This is one of those topics about which, when all is said and done, much more is said than done by most believers. I don’t know about you, but having been a Baptist my entire life I have been exposed to more evangilism/witnessing training/equiping thingies (its a techincal term) than I care to count with little to show for the effort.
With that disclaimer I thought I’d try a fresh look (for me at least) at the topic, see what I could find that was off the beaten path that may prove inspirational. As it turns out there is not much off the beaten path regarding witnessing and this discussion is going so sound like the discussions we had on:
- Reading Scripture — Do it as part of a two way conversation with God with whom we wish to be in relationship.
- Fasting— If you fast do it with an eye to receiving our reward from God and from the overflow of a heart committed to God, because we know Him relationally.
- Purity — Per Calvin Wittman “…the pure in heart have had their eyes opened, they can walk in the light as He is in the light and have fellowship with God and one another.”
So you can assume that this is going to be another discussion along those lines.
There are some questions we always have, but really the main one is this: do we all have to do this?
The answer is yes, if we are really Christians and then again no. By that I mean that Jesus has certainly commanded us to do so. I don’t think we get a pass from the great commission or something like Acts 1:8 where it says”You will receive power when the Holy Spirit comes upon you, and you will be my witnesses in Jerusalem and in all Judea and to the ends of the Earth.”
And its also part of that relationship thing.

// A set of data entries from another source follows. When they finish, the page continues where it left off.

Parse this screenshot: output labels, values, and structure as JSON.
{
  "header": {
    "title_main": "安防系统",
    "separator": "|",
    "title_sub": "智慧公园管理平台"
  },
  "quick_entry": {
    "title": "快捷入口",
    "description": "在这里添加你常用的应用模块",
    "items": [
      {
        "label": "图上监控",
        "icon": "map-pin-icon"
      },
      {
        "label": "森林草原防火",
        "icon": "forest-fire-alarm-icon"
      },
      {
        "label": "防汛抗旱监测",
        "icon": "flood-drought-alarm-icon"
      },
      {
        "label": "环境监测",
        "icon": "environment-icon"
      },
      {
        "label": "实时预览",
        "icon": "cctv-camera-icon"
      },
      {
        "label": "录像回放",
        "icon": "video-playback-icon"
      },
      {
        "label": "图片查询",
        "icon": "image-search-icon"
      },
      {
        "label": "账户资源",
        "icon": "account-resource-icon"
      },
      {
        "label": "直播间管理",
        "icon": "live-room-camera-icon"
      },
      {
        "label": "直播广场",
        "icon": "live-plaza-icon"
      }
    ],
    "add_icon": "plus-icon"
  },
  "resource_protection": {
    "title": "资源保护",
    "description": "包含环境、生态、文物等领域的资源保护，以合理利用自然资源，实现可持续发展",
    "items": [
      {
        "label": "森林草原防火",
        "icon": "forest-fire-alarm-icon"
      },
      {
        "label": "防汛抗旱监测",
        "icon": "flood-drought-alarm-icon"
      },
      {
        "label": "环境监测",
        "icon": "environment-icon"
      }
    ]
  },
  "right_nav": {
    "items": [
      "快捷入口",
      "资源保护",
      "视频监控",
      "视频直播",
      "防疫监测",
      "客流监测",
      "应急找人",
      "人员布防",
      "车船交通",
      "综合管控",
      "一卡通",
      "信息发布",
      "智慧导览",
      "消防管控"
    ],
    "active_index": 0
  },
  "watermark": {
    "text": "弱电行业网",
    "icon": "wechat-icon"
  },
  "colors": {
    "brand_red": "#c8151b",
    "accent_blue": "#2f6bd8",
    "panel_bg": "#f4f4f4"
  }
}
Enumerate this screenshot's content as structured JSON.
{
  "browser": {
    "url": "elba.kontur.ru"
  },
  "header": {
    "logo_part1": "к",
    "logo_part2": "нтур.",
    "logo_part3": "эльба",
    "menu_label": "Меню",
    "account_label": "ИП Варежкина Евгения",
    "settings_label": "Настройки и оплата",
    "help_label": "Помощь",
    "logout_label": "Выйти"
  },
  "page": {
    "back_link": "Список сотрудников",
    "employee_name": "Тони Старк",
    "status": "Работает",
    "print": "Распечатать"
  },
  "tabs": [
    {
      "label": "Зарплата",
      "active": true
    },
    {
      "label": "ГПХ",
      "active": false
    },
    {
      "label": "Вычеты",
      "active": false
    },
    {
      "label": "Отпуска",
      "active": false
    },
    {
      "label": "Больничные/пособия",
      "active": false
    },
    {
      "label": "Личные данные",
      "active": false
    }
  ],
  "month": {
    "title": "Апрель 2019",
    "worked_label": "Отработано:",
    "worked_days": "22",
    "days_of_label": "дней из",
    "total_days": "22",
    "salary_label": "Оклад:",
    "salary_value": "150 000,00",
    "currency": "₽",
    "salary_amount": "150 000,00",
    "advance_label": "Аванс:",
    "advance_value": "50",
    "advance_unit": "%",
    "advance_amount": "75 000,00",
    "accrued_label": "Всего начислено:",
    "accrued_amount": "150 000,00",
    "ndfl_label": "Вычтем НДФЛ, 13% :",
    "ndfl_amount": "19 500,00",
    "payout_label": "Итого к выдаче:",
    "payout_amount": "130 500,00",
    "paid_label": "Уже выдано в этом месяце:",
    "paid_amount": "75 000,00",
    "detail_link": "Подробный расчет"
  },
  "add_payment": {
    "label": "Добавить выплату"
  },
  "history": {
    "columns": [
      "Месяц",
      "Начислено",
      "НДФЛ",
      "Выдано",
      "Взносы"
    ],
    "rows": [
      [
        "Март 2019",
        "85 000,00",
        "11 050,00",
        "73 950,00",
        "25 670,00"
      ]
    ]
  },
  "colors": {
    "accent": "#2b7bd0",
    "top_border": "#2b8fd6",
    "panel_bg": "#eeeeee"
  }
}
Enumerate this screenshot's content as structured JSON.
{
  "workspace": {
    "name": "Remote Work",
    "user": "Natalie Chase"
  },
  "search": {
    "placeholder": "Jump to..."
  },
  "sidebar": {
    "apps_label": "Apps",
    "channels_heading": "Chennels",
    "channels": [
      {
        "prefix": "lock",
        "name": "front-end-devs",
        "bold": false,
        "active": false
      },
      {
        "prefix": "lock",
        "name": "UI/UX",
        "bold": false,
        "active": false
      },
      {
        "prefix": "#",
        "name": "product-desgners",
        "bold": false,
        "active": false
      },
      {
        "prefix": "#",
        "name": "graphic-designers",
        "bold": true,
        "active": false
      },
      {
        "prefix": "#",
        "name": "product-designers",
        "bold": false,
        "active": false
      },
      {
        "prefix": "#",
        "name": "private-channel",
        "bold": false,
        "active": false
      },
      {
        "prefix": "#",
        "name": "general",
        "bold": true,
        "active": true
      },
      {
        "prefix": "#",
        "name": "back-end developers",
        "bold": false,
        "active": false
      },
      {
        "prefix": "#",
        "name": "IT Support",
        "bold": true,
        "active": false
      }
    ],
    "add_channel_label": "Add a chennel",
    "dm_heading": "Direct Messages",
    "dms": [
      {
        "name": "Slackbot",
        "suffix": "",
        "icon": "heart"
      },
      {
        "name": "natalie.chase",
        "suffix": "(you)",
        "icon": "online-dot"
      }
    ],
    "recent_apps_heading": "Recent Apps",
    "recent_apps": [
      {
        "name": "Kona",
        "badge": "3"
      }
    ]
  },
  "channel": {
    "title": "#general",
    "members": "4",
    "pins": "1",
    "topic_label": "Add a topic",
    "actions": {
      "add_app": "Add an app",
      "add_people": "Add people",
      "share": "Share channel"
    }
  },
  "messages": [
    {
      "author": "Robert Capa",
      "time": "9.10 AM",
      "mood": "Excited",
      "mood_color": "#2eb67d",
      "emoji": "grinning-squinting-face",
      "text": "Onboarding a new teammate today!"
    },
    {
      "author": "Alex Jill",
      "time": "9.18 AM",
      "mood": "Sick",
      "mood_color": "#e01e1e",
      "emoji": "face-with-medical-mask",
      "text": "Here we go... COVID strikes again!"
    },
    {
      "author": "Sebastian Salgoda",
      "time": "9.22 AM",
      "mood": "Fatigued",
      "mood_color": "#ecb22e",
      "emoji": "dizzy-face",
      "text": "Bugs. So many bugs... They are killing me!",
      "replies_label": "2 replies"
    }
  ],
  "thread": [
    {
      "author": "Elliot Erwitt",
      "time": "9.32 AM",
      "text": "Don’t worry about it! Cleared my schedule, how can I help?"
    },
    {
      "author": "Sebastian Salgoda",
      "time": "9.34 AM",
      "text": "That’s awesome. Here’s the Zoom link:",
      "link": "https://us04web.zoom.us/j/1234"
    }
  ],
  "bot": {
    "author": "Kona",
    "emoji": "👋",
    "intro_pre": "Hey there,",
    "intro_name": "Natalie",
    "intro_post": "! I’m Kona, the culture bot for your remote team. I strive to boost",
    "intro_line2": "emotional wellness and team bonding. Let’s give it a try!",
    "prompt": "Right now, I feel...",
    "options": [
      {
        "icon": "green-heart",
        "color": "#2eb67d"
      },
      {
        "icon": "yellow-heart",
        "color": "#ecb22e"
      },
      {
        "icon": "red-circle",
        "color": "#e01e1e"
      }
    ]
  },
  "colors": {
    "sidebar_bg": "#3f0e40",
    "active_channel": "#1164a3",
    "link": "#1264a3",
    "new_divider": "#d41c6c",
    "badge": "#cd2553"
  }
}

Remember we are supposed to be engaging in a relationship with the God who created the Universe through his Son Jesus the Christ the ends of which are sharing His life. What was part of his life? He came so that people who hated Him (that would be you and me) could share that life with Him. If we are sharing His life wouldn’t we want the same things?
And last there is the Spiderman issue. That’s right, except Jesus talked about it first before Marvel got hold of it. In Luke 12:48 Jesus delivers the famous line,”From everyone who has been given much, much will be demanded….” In context it reads much more ominiously (Luke 12:47-48):
The servant who knows the master’s will and does not get ready or does not do what the master wants will be beaten with many blows. But the one who does not know and does things deserving punishment will be beaten with few blows. From everyone who has been given much, much will be demanded; and from the one who has been entrusted with much, much more will be asked.
God has entrusted us with the good news that saved us and expects us to exercise stewardship over that good news.
But I also said that we we don’t have to witness. It does not matter what we want we WILL be witnesses. The only thing we get to decide is what kind. When we take on the name “Christian”, people are going to start forming opinions about what kind of guy Jesus is by looking at and listening to us. What other basis have they got? We say we’re best buds with Jesus and a great way to know about people is to look at their friends. How about us? How are we reflecting on Jesus.
And it is this inevitability of witnessing as Christians that brings me to one of the interesting and long running conversations between Christians about how to go about this witnessing, I call it Assisiists vs Intentionalists.
The saying “Preach the Gospel always. If necessary use words.” is often attributed to St. Francis of Assisi. It implies, or has been used to imply, that our actions will speak louder than our words and that our actions will draw people to Christ.
The Intentionalist camp on the other hand, appears to look at witnessing like a sales campaign. Every action, every relationship that is formed, is to guide you to the moment when you can present somebody with the Roman Road, and Always Be Closing. Run it like a multi level marketing scheme, a door to door campaign, viral marketing, or ad campaign.
I think both are wrong to a great extent. I think the Assisiists err because there is an essential verbal nature to witnessing. Our lives may make people want the life, peace and joy we have but at some point, as Peter would have it, we must “Always be prepared to give an answer to everyone who asks you to give the reason for the hope that you have.”
To the Intentionalist’s I would say that Jesus never sold anyone anything. The transaction he is offering is to share His life with us (including the eternal part). He loved us and gave Himself for us, he died in our place, He sacrificed His good for ours. There was no selling, only giving away what we could not ever hope to buy. Sales techniques are not the answer.
Instead I would say that witnessing should come from our love for Christ, from our desire to be like Him and to care about the things he cares about. We should not be facile or shallow, nor should we be unafraid to speak out. It should flow, as a natural part of our relationship with Christ and out of our love, like His for a lost world.
Are we in that place in our lives where we can do that?